They’ve thought about selling, Maureen Gale said, but they’re reluctant to leave the neighborhood they love. And buying a different home in today’s market would come with its own high price tag, even if they were to downsize.
So while they’ve got all this “wealth” tied up in their home — its real value is keeping a safe, stable roof over their head.
“What it reveals, I think, is the nature of wealth in America and this danger of housing being sort of a sink for wealth,” Lara Gale said. “You can’t have financial stability tied up in an asset that is necessary for survival. And yet that is the case.”
As everyday Americans compete with each other — and investors — for housing that simply isn’t available, “you’ve got this bizarre lottery situation,” Lara Gale said, “with an asset that is treated as though it’s some kind of commodity when in fact it’s as necessary as water.”
It’s a comment that truly stabs right at the heart of the issue with American wealth.
A fundamental flaw
Because most Americans — especially middle-class Americans — hold so much of their wealth in their homes, they have an obvious incentive to protect that investment against any threat. There’s also less of a systematic incentive to increase housing supply — because so long as supply is tight, values (therefore their investments) continue to go up.
While baby boomers continue to hold a majority of the nation’s wealth, they often “use that as power to entrench the wealth that they have,” Kimbrough said.
Thus, the NIMBY (not-in-my-back-yard attitude) is born. They worry higher density living will drop their property values (a claim that’s not supported by evidence here in Utah, according to University of Utah housing researchers). Meanwhile their children and grandchildren continue to struggle to find a place to live.
“That lack of housing supply has really hit hard the younger generations that are less likely to already own a house,” Kimbrough said. And yet, the NIMBY attitude is motivated by this belief “that they need to do this to protect their wealth.”

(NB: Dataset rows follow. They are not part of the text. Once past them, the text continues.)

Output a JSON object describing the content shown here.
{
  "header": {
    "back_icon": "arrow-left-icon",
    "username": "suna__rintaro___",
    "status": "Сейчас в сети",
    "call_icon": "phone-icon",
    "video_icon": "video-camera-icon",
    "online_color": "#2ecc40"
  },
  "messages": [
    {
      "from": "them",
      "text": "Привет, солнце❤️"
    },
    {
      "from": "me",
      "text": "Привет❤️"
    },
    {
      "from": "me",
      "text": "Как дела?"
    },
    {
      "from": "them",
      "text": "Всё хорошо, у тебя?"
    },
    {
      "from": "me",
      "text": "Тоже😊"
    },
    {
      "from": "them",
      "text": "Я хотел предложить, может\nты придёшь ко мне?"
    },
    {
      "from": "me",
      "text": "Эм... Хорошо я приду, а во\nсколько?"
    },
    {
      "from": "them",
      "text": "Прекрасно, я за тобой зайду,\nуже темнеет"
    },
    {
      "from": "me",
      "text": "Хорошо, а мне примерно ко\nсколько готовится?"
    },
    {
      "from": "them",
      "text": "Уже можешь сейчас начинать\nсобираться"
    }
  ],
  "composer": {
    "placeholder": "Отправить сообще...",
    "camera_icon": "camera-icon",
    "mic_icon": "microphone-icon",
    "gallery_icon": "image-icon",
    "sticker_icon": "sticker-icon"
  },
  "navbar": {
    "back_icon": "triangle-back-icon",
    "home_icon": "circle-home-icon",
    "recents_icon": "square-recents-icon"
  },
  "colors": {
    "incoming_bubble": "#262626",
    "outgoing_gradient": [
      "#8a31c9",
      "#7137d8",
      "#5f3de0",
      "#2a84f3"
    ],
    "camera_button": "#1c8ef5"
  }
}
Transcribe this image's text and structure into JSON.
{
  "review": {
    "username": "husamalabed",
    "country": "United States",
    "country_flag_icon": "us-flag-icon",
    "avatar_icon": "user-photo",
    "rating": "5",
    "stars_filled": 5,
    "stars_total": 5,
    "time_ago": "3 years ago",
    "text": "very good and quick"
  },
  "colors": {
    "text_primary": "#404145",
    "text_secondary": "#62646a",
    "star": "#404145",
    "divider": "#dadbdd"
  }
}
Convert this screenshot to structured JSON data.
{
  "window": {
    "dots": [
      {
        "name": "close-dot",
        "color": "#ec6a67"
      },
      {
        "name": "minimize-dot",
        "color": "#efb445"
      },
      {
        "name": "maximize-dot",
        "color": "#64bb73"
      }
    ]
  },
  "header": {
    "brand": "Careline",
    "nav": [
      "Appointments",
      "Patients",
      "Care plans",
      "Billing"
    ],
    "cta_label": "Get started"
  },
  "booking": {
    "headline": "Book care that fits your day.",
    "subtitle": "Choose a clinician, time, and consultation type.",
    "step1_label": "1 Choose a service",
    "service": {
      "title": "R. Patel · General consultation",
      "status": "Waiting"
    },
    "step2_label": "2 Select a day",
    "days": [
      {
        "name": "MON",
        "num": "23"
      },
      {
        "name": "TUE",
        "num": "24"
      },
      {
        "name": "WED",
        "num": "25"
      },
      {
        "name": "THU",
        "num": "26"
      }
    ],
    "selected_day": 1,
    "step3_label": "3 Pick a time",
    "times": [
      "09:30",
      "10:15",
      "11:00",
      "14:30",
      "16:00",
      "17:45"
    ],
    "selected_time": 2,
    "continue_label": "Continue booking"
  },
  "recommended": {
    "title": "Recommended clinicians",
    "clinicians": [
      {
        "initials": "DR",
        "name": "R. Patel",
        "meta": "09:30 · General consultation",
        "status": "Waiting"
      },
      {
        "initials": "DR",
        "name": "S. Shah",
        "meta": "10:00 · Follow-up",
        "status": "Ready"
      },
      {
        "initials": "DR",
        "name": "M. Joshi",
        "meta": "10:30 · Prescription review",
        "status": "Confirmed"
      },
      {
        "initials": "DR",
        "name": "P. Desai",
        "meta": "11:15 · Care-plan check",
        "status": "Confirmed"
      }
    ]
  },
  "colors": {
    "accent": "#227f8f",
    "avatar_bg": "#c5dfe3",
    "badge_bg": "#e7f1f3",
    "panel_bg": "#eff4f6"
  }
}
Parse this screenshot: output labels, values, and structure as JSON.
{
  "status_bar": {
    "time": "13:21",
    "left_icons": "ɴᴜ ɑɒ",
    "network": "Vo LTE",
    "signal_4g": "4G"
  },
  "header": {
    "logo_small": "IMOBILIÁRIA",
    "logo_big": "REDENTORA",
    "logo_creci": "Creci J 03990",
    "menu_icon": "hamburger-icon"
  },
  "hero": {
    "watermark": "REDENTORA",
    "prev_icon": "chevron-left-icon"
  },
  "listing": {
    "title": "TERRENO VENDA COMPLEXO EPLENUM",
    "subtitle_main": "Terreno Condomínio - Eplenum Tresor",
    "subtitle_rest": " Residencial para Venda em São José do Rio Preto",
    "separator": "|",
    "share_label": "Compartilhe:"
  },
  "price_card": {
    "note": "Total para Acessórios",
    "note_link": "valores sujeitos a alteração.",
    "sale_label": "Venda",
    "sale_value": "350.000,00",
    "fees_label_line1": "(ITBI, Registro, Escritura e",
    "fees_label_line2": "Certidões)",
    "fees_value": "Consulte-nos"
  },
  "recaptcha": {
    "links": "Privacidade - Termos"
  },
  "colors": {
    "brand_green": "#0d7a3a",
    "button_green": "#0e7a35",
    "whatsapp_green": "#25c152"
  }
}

Benjamin Keys, a professor at the Wharton School of Business, told The New York Times he worries that all this new housing wealth will only reinforce problematic aspects of the American housing market: that housing acts as both shelter and a financial asset, and homeowners, feeling like they have few alternatives to build wealth, will fight to protect that asset, in many cases through NIMBYism.
“There’s actually something that’s kind of pernicious about this,” Keys told the Times, as millions of people have made trillions of dollars the last two years by doing nothing.
“But it’s worse than that,” he continued. “It’s not that they’re not doing anything; it’s that they’ve aggressively blocked development in so many places.”
It’s also important to note that there has been a “growing deficit” in not just housing in general — but specific housing types that would be more affordable for younger, first-time homebuyers, according to a Freddie Mac report published in May of 2021.
“One of the most important reasons for this shortfall has been the severe underbuilding of entry-level homes, where most of the demand exists, especially now given the large cohort of Millennials entering the housing market,” the Freddie Mac report states.
The “main driver” of the housing shortfall has been “the long-term decline in the construction of single-family homes. That decline has been exacerbated by an even larger decrease in the supply of entry-level, single-family homes, or starter homes,” the report states.
Between 1976 and 1979, about 418,000 entry-level, single-family homes were being built per year, making up about 34% of all new homes. But since then, as mortgage rates and demand have fluctuated amid economic conditions, that share of entry-level homes in overall construction has dropped only 7% as of 2019, according to the Freddie Mac report.
Today, here in Utah, as interest rates and home prices continue to squeeze would-be home buyers, about 70% of Utah’s households have been priced out of the median-priced home.